It’s not that the women are any less talented than the men but there is less “excitement” in the non-major tournaments.  Actually, the lack of excitement has the same feeling that the PGA tournaments had a few years ago — when Tiger wasn’t playing in many tournaments or playing well; and there were no young guns grabbing anyone’s interest.

The LPGA has suffered since Annika retired and Michelle Wie, who got all the hype as the next “Annika”, could not live up to such unrealistic expectations. There are other great women golfers but the LPGA needs a “big star.”  A “big star” is important to any tour — it’s the Annika and Tiger factor that make the average golf fan turn on the TV or buy a ticket to a tournament.
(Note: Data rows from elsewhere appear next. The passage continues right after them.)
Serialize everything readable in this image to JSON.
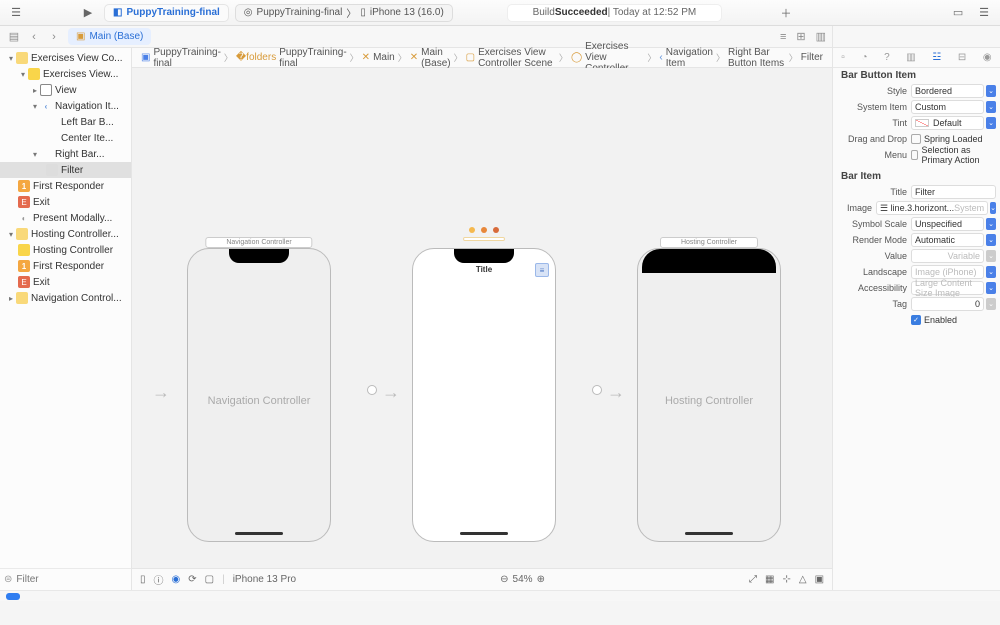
{
  "toolbar": {
    "project_name": "PuppyTraining-final",
    "scheme": "PuppyTraining-final",
    "device": "iPhone 13 (16.0)",
    "status_prefix": "Build ",
    "status_bold": "Succeeded",
    "status_suffix": " | Today at 12:52 PM"
  },
  "tab": {
    "active": "Main (Base)"
  },
  "jumpbar": {
    "crumbs": [
      "PuppyTraining-final",
      "PuppyTraining-final",
      "Main",
      "Main (Base)",
      "Exercises View Controller Scene",
      "Exercises View Controller",
      "Navigation Item",
      "Right Bar Button Items",
      "Filter"
    ]
  },
  "tree": {
    "n0": "Exercises View Co...",
    "n1": "Exercises View...",
    "n2": "View",
    "n3": "Navigation It...",
    "n4": "Left Bar B...",
    "n5": "Center Ite...",
    "n6": "Right Bar...",
    "n7": "Filter",
    "n8": "First Responder",
    "n9": "Exit",
    "n10": "Present Modally...",
    "n11": "Hosting Controller...",
    "n12": "Hosting Controller",
    "n13": "First Responder",
    "n14": "Exit",
    "n15": "Navigation Control..."
  },
  "sidebar_filter_placeholder": "Filter",
  "canvas": {
    "nav_label": "Navigation Controller",
    "nav_center": "Navigation Controller",
    "mid_title": "Title",
    "host_label": "Hosting Controller",
    "host_center": "Hosting Controller"
  },
  "bottom": {
    "device": "iPhone 13 Pro",
    "zoom": "54%"
  },
  "inspector": {
    "sec1": "Bar Button Item",
    "style_l": "Style",
    "style_v": "Bordered",
    "sys_l": "System Item",
    "sys_v": "Custom",
    "tint_l": "Tint",
    "tint_v": "Default",
    "drag_l": "Drag and Drop",
    "drag_v": "Spring Loaded",
    "menu_l": "Menu",
    "menu_v": "Selection as Primary Action",
    "sec2": "Bar Item",
    "title_l": "Title",
    "title_v": "Filter",
    "image_l": "Image",
    "image_v": "line.3.horizont...",
    "image_hint": "System",
    "sscale_l": "Symbol Scale",
    "sscale_v": "Unspecified",
    "rmode_l": "Render Mode",
    "rmode_v": "Automatic",
    "value_l": "Value",
    "value_v": "Variable",
    "land_l": "Landscape",
    "land_v": "Image (iPhone)",
    "acc_l": "Accessibility",
    "acc_v": "Large Content Size Image",
    "tag_l": "Tag",
    "tag_v": "0",
    "enabled": "Enabled"
  }
}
When Tiger announced he would play at the 2012 AT&T Pro Am, ticket sales jumped 35%.

Let’s hope 2012 is the beginning of the turning point for the LPGA because they have some really great talent in Yani Tseng (number one women golfer in the world who many believe could possibly break many of Annika’s records) and now the LPGA has their own young guns getting buzz.  In particular, Lexi Thompson.

Lexi Thompson has been called a “golf prodigy” and the proof was in her play last year when she won the Navistar LPGA Classic at the age of 16 as a non-member of the LPGA. Thompson was the youngest women to win any LPGA event.  After her win she petitioned the LPGA to waive the age requirement (members must be at least 18 years old) to become a member. She was granted full membership.

This just might be the year that I (and many other golf fans) pay attention to more than just the majors for the ladies.